The National Day of Prayer Task Force's mission is to communicate with every individual the need for personal repentance and prayer, mobilizing the Christian community to intercede for America and its leadership in the seven centers of power: Government, Military, Media, Business, Education, Church and Family.
Our Vision and Values
In accordance with Biblical truth, the National Day of Prayer Task Force seeks to:
Foster unity within the Christian Church
Protect America's Constitutional Freedoms to gather, worship, pray and speak freely.
Publicize and preserve America's Christian heritage
Encourage and emphasize prayer, regardless of current issues and positions
Respect all people, regardless of denomination or creed
Be wise stewards of God's resources and provision
Glorify the Lord in word and deed
Who We Are and What We Do
The National Day of Prayer is an annual observance held on the first Thursday of May, inviting people of all faiths to pray for the nation. It was created in 1952 by a joint resolution of the United States Congress, and signed into law by President Harry S. Truman.

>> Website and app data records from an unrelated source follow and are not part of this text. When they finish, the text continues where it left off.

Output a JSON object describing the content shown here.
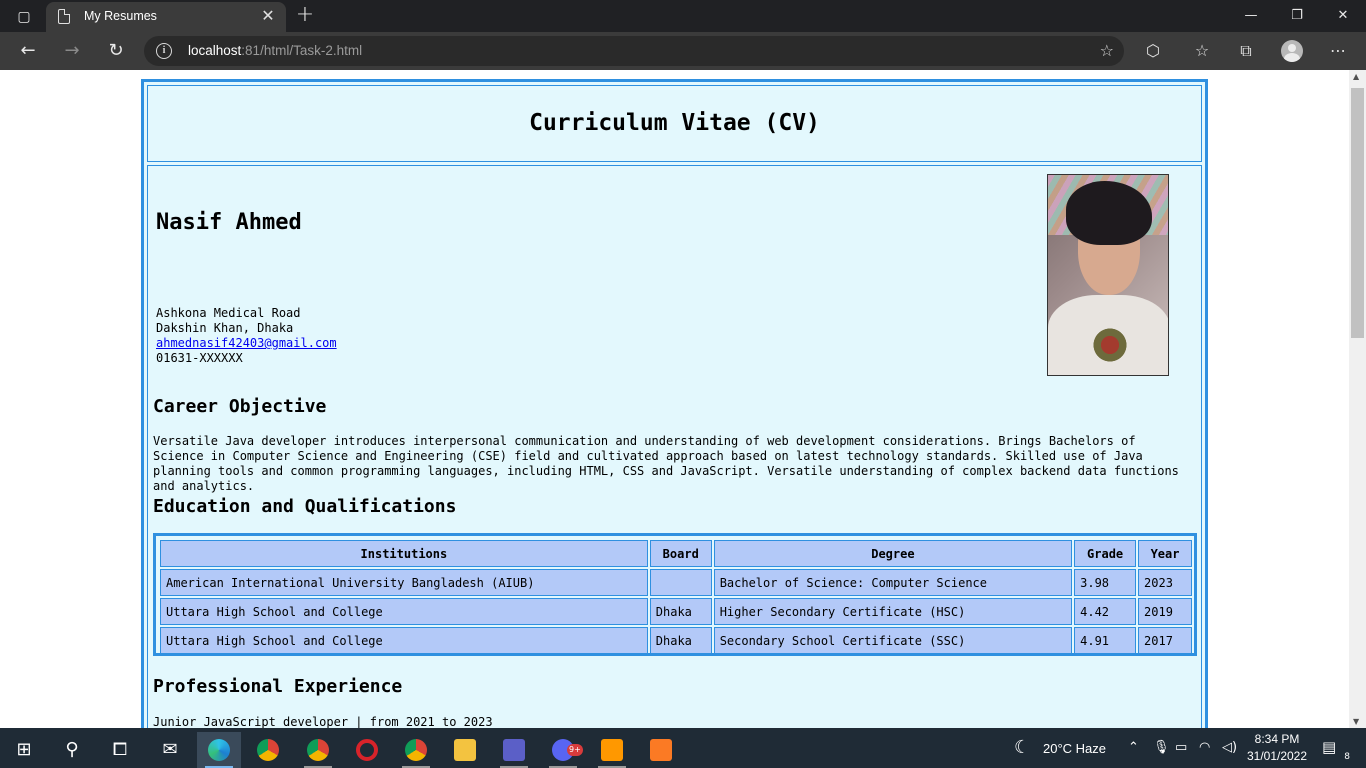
{
  "browser": {
    "tab_title": "My Resumes",
    "new_tab_symbol": "+",
    "url_host": "localhost",
    "url_rest": ":81/html/Task-2.html",
    "window_controls": [
      "minimize",
      "restore",
      "close"
    ]
  },
  "cv": {
    "heading": "Curriculum Vitae (CV)",
    "name": "Nasif Ahmed",
    "address_line1": "Ashkona Medical Road",
    "address_line2": "Dakshin Khan, Dhaka",
    "email": "ahmednasif42403@gmail.com",
    "phone": "01631-XXXXXX",
    "career_title": "Career Objective",
    "career_text": "Versatile Java developer introduces interpersonal communication and understanding of web development considerations. Brings Bachelors of Science in Computer Science and Engineering (CSE) field and cultivated approach based on latest technology standards. Skilled use of Java planning tools and common programming languages, including HTML, CSS and JavaScript. Versatile understanding of complex backend data functions and analytics.",
    "education_title": "Education and Qualifications",
    "education_headers": [
      "Institutions",
      "Board",
      "Degree",
      "Grade",
      "Year"
    ],
    "education_rows": [
      [
        "American International University Bangladesh (AIUB)",
        "",
        "Bachelor of Science: Computer Science",
        "3.98",
        "2023"
      ],
      [
        "Uttara High School and College",
        "Dhaka",
        "Higher Secondary Certificate (HSC)",
        "4.42",
        "2019"
      ],
      [
        "Uttara High School and College",
        "Dhaka",
        "Secondary School Certificate (SSC)",
        "4.91",
        "2017"
      ]
    ],
    "experience_title": "Professional Experience",
    "experience_line": "Junior JavaScript developer | from 2021 to 2023"
  },
  "taskbar": {
    "weather": "20°C  Haze",
    "time": "8:34 PM",
    "date": "31/01/2022",
    "notification_count": "8",
    "badge_9plus": "9+"
  },
  "colors": {
    "accent_border": "#2f90e0",
    "cv_background": "#e3f8fd",
    "table_cell": "#b3c9f8"
  }
}
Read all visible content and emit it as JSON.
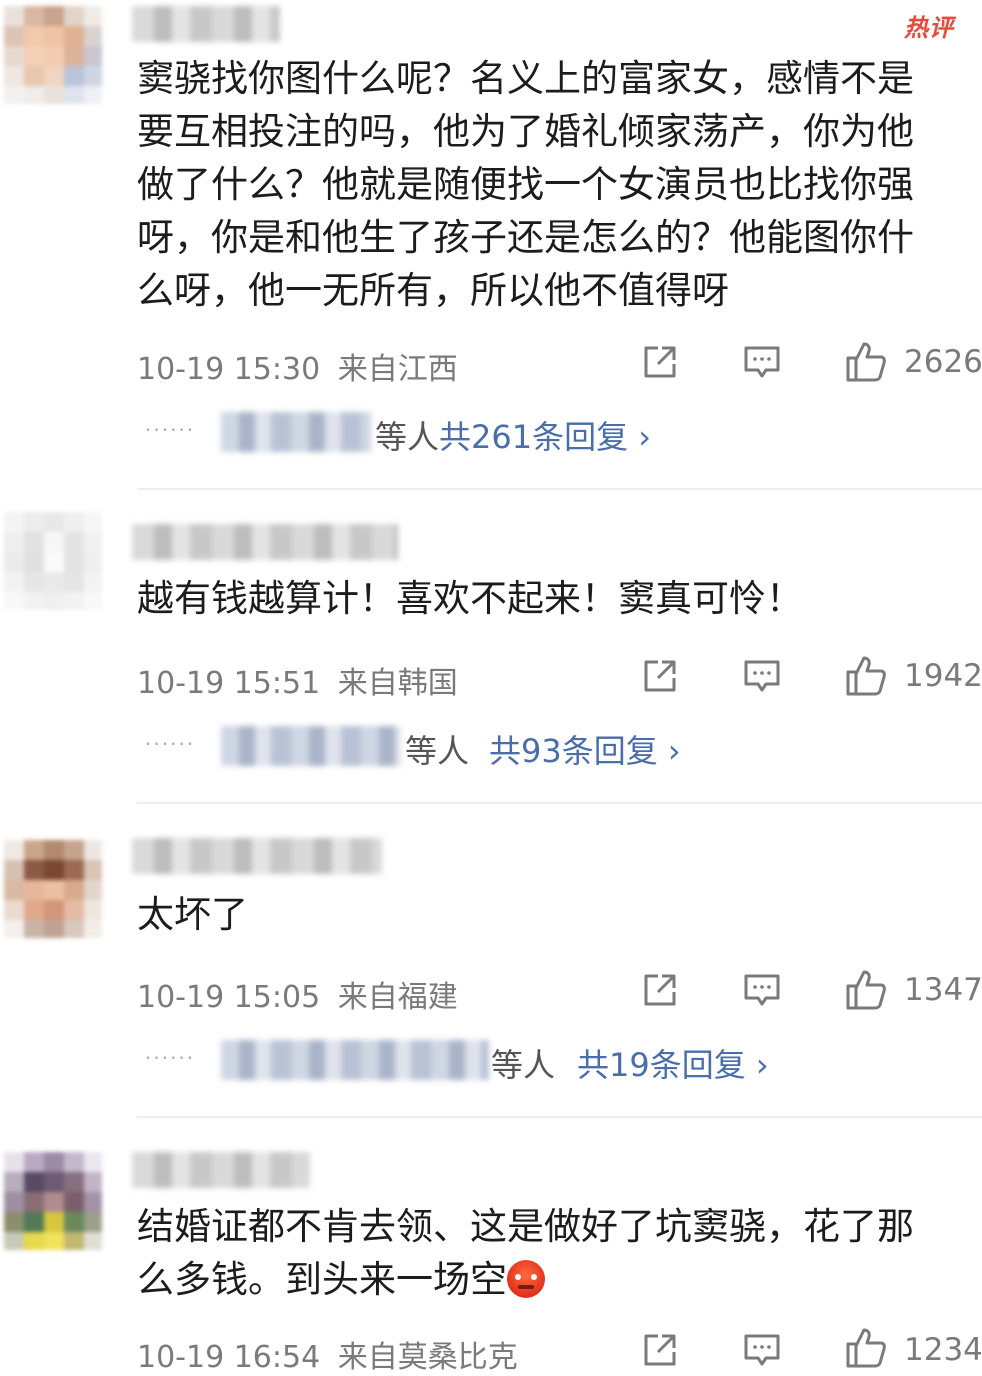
{
  "hot_badge": "热评",
  "comments": [
    {
      "text": "窦骁找你图什么呢？名义上的富家女，感情不是要互相投注的吗，他为了婚礼倾家荡产，你为他做了什么？他就是随便找一个女演员也比找你强呀，你是和他生了孩子还是怎么的？他能图你什么呀，他一无所有，所以他不值得呀",
      "time": "10-19 15:30",
      "location": "来自江西",
      "likes": "2626",
      "deng": "等人",
      "replies": "共261条回复 ›"
    },
    {
      "text": "越有钱越算计！喜欢不起来！窦真可怜！",
      "time": "10-19 15:51",
      "location": "来自韩国",
      "likes": "1942",
      "deng": "等人",
      "replies": "共93条回复 ›"
    },
    {
      "text": "太坏了",
      "time": "10-19 15:05",
      "location": "来自福建",
      "likes": "1347",
      "deng": "等人",
      "replies": "共19条回复 ›"
    },
    {
      "text": "结婚证都不肯去领、这是做好了坑窦骁，花了那么多钱。到头来一场空",
      "time": "10-19 16:54",
      "location": "来自莫桑比克",
      "likes": "1234"
    }
  ],
  "icons": {
    "share": "share-icon",
    "comment": "comment-icon",
    "like": "thumbs-up-icon",
    "emoji": "angry-face-emoji"
  },
  "colors": {
    "hot_badge": "#e64a3b",
    "reply_link": "#4a6ea9",
    "meta_text": "#7a7a7a"
  }
}
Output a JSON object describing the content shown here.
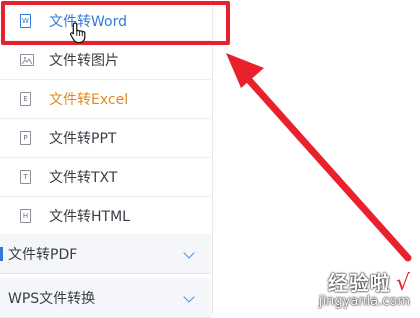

Our Task Force is a privately funded organization whose purpose is to encourage participation on the National Day of Prayer. It exists to communicate with every individual the need for personal repentance and prayer, to create appropriate materials, and to mobilize the Christian community to intercede for America's leaders and its families. The Task Force represents a Judeo Christian expression of the national observance, based on our understanding that this country was birthed in prayer and in reverence for the God of the Bible.
Official Policy Statement on Participation of "Non-Judeo-Christian" groups in the National Day of Prayer:
The National Day of Prayer Task Force was a creation of the National Prayer Committee for the expressed purpose of organizing and promoting prayer observances conforming to a Judeo-Christian system of values. People with other theological and philosophical views are, of course, free to organize and participate in activities that are consistent with their own beliefs. This diversity is what Congress intended when it designated the Day of Prayer, not that every faith and creed would be homogenized, but that all who sought to pray for this nation would be encouraged to do so in any way deemed appropriate. It is that broad invitation to the American people that led, in our case, to the creation of the Task Force and the Judeo-Christian principles on which it is based.